# SUPPLIED MATERIAL

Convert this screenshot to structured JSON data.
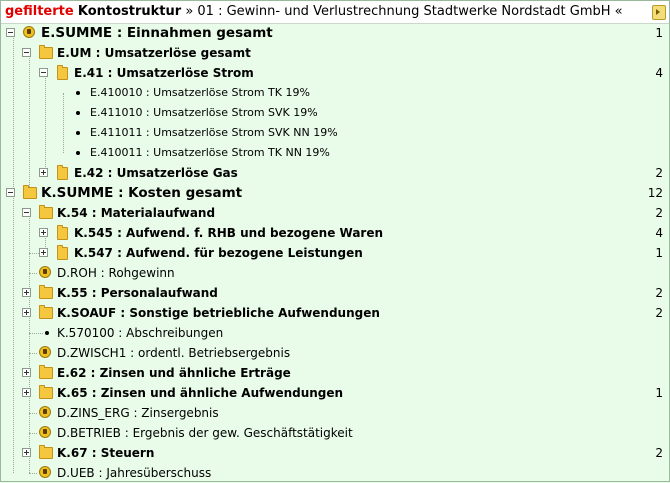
{
  "header": {
    "filter_label": "gefilterte",
    "title": "Kontostruktur",
    "path": "» 01 : Gewinn- und Verlustrechnung Stadtwerke Nordstadt GmbH «"
  },
  "rows": [
    {
      "label": "E.SUMME : Einnahmen gesamt",
      "count": "1"
    },
    {
      "label": "E.UM : Umsatzerlöse  gesamt",
      "count": ""
    },
    {
      "label": "E.41 : Umsatzerlöse Strom",
      "count": "4"
    },
    {
      "label": "E.410010 : Umsatzerlöse Strom TK 19%",
      "count": ""
    },
    {
      "label": "E.411010 : Umsatzerlöse Strom SVK 19%",
      "count": ""
    },
    {
      "label": "E.411011 : Umsatzerlöse Strom SVK NN 19%",
      "count": ""
    },
    {
      "label": "E.410011 : Umsatzerlöse Strom TK NN 19%",
      "count": ""
    },
    {
      "label": "E.42 : Umsatzerlöse Gas",
      "count": "2"
    },
    {
      "label": "K.SUMME : Kosten gesamt",
      "count": "12"
    },
    {
      "label": "K.54 : Materialaufwand",
      "count": "2"
    },
    {
      "label": "K.545 : Aufwend. f. RHB und bezogene Waren",
      "count": "4"
    },
    {
      "label": "K.547 : Aufwend. für bezogene Leistungen",
      "count": "1"
    },
    {
      "label": "D.ROH : Rohgewinn",
      "count": ""
    },
    {
      "label": "K.55 : Personalaufwand",
      "count": "2"
    },
    {
      "label": "K.SOAUF : Sonstige  betriebliche  Aufwendungen",
      "count": "2"
    },
    {
      "label": "K.570100 : Abschreibungen",
      "count": ""
    },
    {
      "label": "D.ZWISCH1 : ordentl. Betriebsergebnis",
      "count": ""
    },
    {
      "label": "E.62 : Zinsen und ähnliche Erträge",
      "count": ""
    },
    {
      "label": "K.65 : Zinsen und ähnliche Aufwendungen",
      "count": "1"
    },
    {
      "label": "D.ZINS_ERG : Zinsergebnis",
      "count": ""
    },
    {
      "label": "D.BETRIEB : Ergebnis der gew. Geschäftstätigkeit",
      "count": ""
    },
    {
      "label": "K.67 : Steuern",
      "count": "2"
    },
    {
      "label": "D.UEB : Jahresüberschuss",
      "count": ""
    }
  ]
}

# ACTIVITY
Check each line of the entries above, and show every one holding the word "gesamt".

# EXERCISE RESULT
      "label": "E.SUMME : Einnahmen gesamt",
      "label": "E.UM : Umsatzerlöse  gesamt",
      "label": "K.SUMME : Kosten gesamt",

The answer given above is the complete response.